Unlike other brands, the Japanese firm Muji, that manufactures affordable houseware and furniture without recognisable labels, doesn’t try to answer to the varying taste of the consumer, but to its own brand concept. The main feature of Muji’s products is a concise aesthetic, without ornaments, characterised by simplicity, functionality and ecologic manufacture.
The name MUJI is the contraction of mujirushi ryóhin, which means “quality products without brand”.
Although it is perfectly designed by renowned designers such as Naoto Fukasawa, Jasper Morrison, James Irvine or Sam Hecht, the furniture produced by Muji tries to develop a kind of design that combines the traditional Japanese aesthetics with a contemporary design of quality.
Muji has lately added to its catalogue some prefab houses that follows the same spirit than the rest of its products. Kengo Kuma is the author of the Window House and the Tree House. Also Shigeru Ban designed a version of his Furniture House using Muji’s modular storage system.
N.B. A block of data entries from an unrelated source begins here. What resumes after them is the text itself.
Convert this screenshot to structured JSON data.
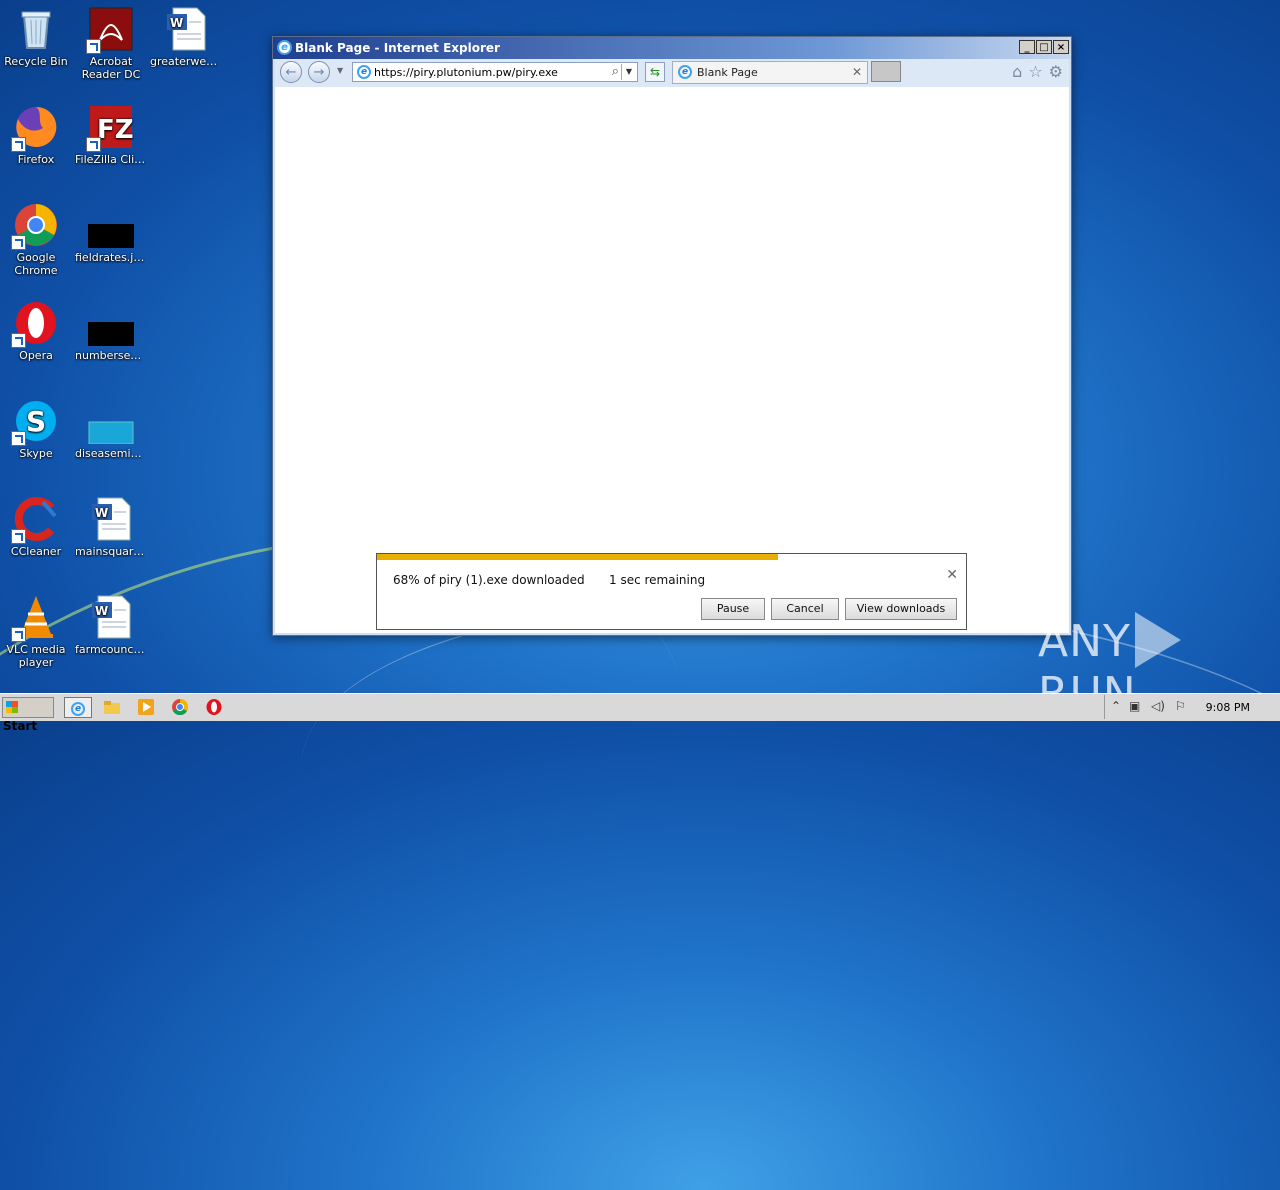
{
  "desktop": {
    "icons": [
      {
        "label": "Recycle Bin",
        "icon": "recycle-bin-icon"
      },
      {
        "label": "Acrobat Reader DC",
        "icon": "acrobat-icon"
      },
      {
        "label": "greaterwee...",
        "icon": "word-doc-icon"
      },
      {
        "label": "Firefox",
        "icon": "firefox-icon"
      },
      {
        "label": "FileZilla Client",
        "icon": "filezilla-icon"
      },
      {
        "label": "Google Chrome",
        "icon": "chrome-icon"
      },
      {
        "label": "fieldrates.jpg",
        "icon": "image-file-icon"
      },
      {
        "label": "Opera",
        "icon": "opera-icon"
      },
      {
        "label": "numbersex...",
        "icon": "image-file-icon"
      },
      {
        "label": "Skype",
        "icon": "skype-icon"
      },
      {
        "label": "diseasemini....",
        "icon": "image-file-icon"
      },
      {
        "label": "CCleaner",
        "icon": "ccleaner-icon"
      },
      {
        "label": "mainsquare.rtf",
        "icon": "word-doc-icon"
      },
      {
        "label": "VLC media player",
        "icon": "vlc-icon"
      },
      {
        "label": "farmcouncil.rtf",
        "icon": "word-doc-icon"
      }
    ]
  },
  "browser": {
    "title": "Blank Page - Internet Explorer",
    "url": "https://piry.plutonium.pw/piry.exe",
    "tab_label": "Blank Page",
    "window_buttons": {
      "minimize": "_",
      "maximize": "□",
      "close": "×"
    }
  },
  "download": {
    "progress_percent": 68,
    "message": "68% of piry (1).exe downloaded",
    "remaining": "1 sec remaining",
    "buttons": {
      "pause": "Pause",
      "cancel": "Cancel",
      "view": "View downloads"
    }
  },
  "taskbar": {
    "start_label": "Start",
    "clock": "9:08 PM"
  },
  "watermark": {
    "left": "ANY",
    "right": "RUN"
  },
  "colors": {
    "progress": "#e8ae00",
    "title_bar": "#1f3f8f",
    "desktop": "#1f73c9"
  }
}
Muji asked three of its usual designers to develop three hut prototypes for the Tokio Design Week 2015: Konstantin Grcic’s Aluminium Hut, Jasper Morrison’s Cork Hut and Naoto Fukasawa’s Wooden Hut. These prefab dwellings, as well as Muji’s furniture, imply an attempt to make affordable for most of people an absolutely contemporary design made by top-class designers that intentionally looks for a spirit of normality and familiarity.